NYCB dancers in Douglas Lee’s Lifecasting, photo by Paul Kolnik
George Balanchine is a lucky man. Every year he receives a new ballet on his birthday, January 22, from New York City Ballet. This year, the company not only honored Mr. B. on its “New Combinations” program, but also launched the Rudolf Nureyev Fund for Emerging Choreographers with a matching grant from the Rudolf Nureyev Dance Foundation. Nureyev never danced with NYCB; in fact, Balanchine told him, “You do not know how to dance the way we dance in our company.” However, Nureyev performed Balanchine works elsewhere, as the audience saw in some video clips before Tuesday evening’s performance. The program included works by choreographers from Russia, England, and France – the three countries most closely associated with Nureyev’s career.
The pas de deux from August Bournonville’s Flower Festival in Genzano was a pleasant opening to the performance. Abi Stafford and Gonzalo Garcia moved smoothly through the variations. They are both modest dancers, and their breezy movement quality lent itself well to Bournonville’s combinations of jumps and turns. The other pas de deux on the program, from Christopher Wheeldon’s After the Rain, was suspended between heaven and earth. To Arvo Pärt’s Spiegel im Spiegel for a solo piano and violin, Wendy Whelan and Sébastien Marcovici moved seamlessly and tenderly, luxuriating in each drawn-out moment. Her ethereality and his grounded quality balanced one another. Watching this heart-achingly beautiful movement made me forget that I was watching ballet in a large, indoor theater.

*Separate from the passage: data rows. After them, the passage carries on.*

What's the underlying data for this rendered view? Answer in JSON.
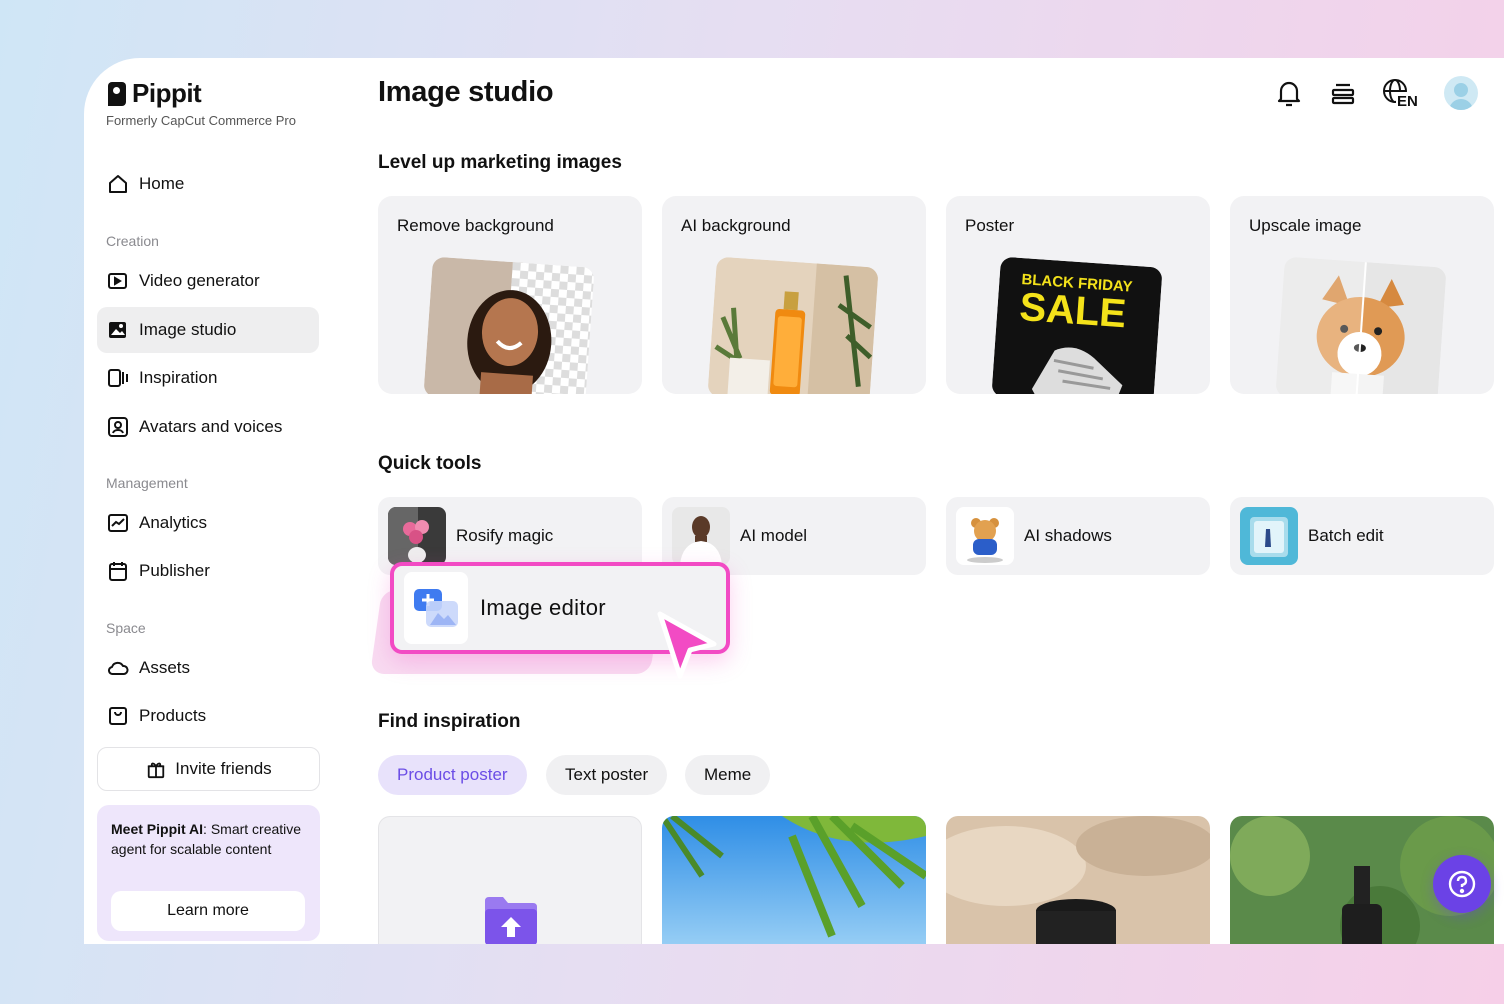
{
  "brand": {
    "name": "Pippit",
    "subtitle": "Formerly CapCut Commerce Pro"
  },
  "sidebar": {
    "home": "Home",
    "sections": [
      {
        "label": "Creation",
        "items": [
          {
            "label": "Video generator",
            "icon": "video-generator-icon"
          },
          {
            "label": "Image studio",
            "icon": "image-studio-icon",
            "active": true
          },
          {
            "label": "Inspiration",
            "icon": "inspiration-icon"
          },
          {
            "label": "Avatars and voices",
            "icon": "avatar-icon"
          }
        ]
      },
      {
        "label": "Management",
        "items": [
          {
            "label": "Analytics",
            "icon": "analytics-icon"
          },
          {
            "label": "Publisher",
            "icon": "calendar-icon"
          }
        ]
      },
      {
        "label": "Space",
        "items": [
          {
            "label": "Assets",
            "icon": "cloud-icon"
          },
          {
            "label": "Products",
            "icon": "product-box-icon"
          }
        ]
      }
    ],
    "invite": "Invite friends",
    "promo": {
      "bold": "Meet Pippit AI",
      "text": ": Smart creative agent for scalable content",
      "button": "Learn more"
    }
  },
  "header": {
    "title": "Image studio",
    "language": "EN"
  },
  "marketing": {
    "heading": "Level up marketing images",
    "cards": [
      "Remove background",
      "AI background",
      "Poster",
      "Upscale image"
    ],
    "poster_text": {
      "line1": "BLACK FRIDAY",
      "line2": "SALE"
    }
  },
  "quick_tools": {
    "heading": "Quick tools",
    "items": [
      "Rosify magic",
      "AI model",
      "AI shadows",
      "Batch edit"
    ],
    "popup": "Image editor"
  },
  "inspiration": {
    "heading": "Find inspiration",
    "chips": [
      "Product poster",
      "Text poster",
      "Meme"
    ]
  },
  "colors": {
    "accent": "#6b42e6",
    "highlight": "#f24bc4",
    "chip_active_bg": "#e8e2fb"
  }
}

Balanchine’s birthday present this year was Lifecasting by Douglas Lee, a British choreographer and principal dancer with Stuttgart Ballet. After just one viewing, this ballet left me puzzled. It felt reminiscent of other angst-filled ballets with edgy movement and minimalist music (this piece was set to Steve Reich and Ryoji Ikeda), but was still intriguing and certainly deserves another viewing. A cluster of suspended stage lights and sleek, gold costumes created a desolate, eerie world controlled by the dancers. Robert Fairchild was explosive in his opening solo as he curved his spine and rapidly spun his arms, and Ashley Bouder approached every movement with ferocity. The series of duets, solos, and ensemble work never fully cohered, and sometimes there was so much occurring simultaneously that I had trouble taking it all in. This performance of Lifecasting did not particularly speak to me, but another one (or two or three) probably will.
Angelin Preljocaj’s La Stravaganza (photo at left by Paul Kolnik) had the opposite effect. It said too much too clearly, without allowing for any mystery. Yet, the concept was imaginative and the dancing was riveting. Six people dressed in modern-day clothing danced briskly to Vivaldi, but as a black curtain rose at the back of the stage to the sound of striking electronics, six dancers dressed in Renaissance attire appeared. Their stiffness and seriousness triggered curiosity from the modern-day dancers, and what began as tentative mingling developed into more ominous confrontations with violent undertones. Robert Fairchild, one of the “ancient” dancers, returned to his own world with Rachel Rutherford, a modern-day dancer. In the end, she re-entered her own world as an outsider, only observing from a distance. Preljocaj’s story of two worlds colliding is vivid and dramatic, but would have been just as effective – and more mysterious – without providing every detail.
The program closed with Balanchine’s Theme and Variations, set to Tchaikovsky Suite No. 3. This ballet is an exercise in classicism, with sparkly tutus, a court setting, and inventive choreography rooted in classical ballet technique. Tiler Peck and Joaquin De Luz are relaxed, effortless technicians who breezed through the trickiest pirouettes and jumps. They are also both very musical, which made their performance a joy to watch.
The three contemporary works sandwiched between two classical ballets created a diverse program. Balanchine would be proud to see such innovative choreographers – and talented dancers – at his birthday celebration.